EXERCISE INSTRUCTIONS:
Search the records for "color". Report every line where it occurs.
[GIVEN ENTRIES — start]
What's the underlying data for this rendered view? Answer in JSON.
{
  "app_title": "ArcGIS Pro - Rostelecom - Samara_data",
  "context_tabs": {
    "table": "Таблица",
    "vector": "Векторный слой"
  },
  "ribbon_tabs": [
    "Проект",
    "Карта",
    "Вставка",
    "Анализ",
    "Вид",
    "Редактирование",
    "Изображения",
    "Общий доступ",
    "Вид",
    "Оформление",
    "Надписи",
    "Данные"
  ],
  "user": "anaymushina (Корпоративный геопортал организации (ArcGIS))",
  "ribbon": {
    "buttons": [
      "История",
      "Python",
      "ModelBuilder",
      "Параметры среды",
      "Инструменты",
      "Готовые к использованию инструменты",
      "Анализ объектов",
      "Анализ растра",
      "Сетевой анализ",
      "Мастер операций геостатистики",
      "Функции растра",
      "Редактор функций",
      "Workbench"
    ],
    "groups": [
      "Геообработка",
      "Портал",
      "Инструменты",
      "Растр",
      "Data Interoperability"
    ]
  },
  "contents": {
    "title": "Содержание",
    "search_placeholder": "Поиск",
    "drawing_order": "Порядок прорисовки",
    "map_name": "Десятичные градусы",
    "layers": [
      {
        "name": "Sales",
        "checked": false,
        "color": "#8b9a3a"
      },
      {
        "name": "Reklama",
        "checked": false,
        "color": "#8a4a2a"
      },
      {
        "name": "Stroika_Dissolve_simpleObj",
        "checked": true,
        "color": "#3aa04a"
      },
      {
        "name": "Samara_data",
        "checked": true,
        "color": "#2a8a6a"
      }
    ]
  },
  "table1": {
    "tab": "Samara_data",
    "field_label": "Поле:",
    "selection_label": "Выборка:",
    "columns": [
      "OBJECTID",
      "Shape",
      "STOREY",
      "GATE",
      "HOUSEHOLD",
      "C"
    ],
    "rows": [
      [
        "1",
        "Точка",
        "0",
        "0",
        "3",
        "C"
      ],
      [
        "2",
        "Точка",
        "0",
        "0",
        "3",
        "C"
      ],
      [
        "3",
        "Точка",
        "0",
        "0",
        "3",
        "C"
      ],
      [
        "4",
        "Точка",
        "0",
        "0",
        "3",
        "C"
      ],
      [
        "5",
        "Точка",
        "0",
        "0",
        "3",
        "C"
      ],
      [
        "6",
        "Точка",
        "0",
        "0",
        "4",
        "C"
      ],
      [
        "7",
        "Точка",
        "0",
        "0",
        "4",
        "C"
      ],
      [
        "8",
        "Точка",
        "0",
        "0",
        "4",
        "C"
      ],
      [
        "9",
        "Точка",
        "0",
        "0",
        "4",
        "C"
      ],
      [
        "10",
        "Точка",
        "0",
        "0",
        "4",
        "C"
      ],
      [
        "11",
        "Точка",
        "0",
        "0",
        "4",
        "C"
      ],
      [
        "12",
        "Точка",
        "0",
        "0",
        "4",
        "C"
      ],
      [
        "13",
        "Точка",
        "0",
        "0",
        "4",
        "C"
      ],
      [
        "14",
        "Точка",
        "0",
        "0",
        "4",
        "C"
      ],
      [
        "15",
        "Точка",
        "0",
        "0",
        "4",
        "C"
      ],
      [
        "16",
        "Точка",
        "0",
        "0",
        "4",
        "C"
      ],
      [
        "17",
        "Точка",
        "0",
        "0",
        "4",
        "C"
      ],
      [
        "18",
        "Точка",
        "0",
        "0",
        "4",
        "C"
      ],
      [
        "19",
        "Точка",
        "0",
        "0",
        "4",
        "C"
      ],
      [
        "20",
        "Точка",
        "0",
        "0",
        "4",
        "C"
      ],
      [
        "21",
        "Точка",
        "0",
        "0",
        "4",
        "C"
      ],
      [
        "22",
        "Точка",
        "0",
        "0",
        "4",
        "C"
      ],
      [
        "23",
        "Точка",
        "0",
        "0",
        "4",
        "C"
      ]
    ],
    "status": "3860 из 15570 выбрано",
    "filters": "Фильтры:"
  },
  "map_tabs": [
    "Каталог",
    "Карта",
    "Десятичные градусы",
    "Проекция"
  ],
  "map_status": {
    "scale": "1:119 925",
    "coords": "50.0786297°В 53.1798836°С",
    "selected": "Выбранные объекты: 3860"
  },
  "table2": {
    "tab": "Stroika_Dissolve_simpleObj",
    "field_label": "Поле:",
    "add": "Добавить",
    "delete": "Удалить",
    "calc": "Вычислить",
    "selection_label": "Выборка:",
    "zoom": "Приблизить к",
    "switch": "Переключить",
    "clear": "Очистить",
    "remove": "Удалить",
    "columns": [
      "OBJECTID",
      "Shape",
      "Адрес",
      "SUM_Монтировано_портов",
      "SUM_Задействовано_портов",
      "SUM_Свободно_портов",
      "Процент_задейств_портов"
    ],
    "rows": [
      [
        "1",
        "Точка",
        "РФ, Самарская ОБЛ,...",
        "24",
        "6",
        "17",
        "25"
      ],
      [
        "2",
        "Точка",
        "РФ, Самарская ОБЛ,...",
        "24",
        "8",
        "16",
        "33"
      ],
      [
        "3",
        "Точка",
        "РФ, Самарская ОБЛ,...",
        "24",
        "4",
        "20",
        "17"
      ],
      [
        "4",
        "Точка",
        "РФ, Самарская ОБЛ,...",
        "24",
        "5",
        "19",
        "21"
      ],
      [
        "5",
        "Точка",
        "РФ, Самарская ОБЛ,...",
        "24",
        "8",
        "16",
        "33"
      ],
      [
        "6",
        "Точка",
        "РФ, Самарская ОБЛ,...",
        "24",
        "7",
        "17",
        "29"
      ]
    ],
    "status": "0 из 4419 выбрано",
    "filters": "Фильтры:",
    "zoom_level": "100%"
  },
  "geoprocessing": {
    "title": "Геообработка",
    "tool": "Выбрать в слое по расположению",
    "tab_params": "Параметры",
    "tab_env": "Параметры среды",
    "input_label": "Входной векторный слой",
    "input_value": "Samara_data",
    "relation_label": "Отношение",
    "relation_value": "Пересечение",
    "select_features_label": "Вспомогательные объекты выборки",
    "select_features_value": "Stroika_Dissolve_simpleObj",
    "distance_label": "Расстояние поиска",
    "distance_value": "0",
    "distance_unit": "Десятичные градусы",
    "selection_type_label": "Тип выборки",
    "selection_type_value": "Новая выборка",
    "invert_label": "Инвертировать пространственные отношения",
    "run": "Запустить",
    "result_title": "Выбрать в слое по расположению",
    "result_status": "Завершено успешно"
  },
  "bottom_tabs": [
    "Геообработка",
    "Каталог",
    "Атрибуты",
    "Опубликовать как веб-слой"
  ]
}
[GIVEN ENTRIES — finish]
EXERCISE OUTPUT:
        "color": "#8b9a3a"
        "color": "#8a4a2a"
        "color": "#3aa04a"
        "color": "#2a8a6a"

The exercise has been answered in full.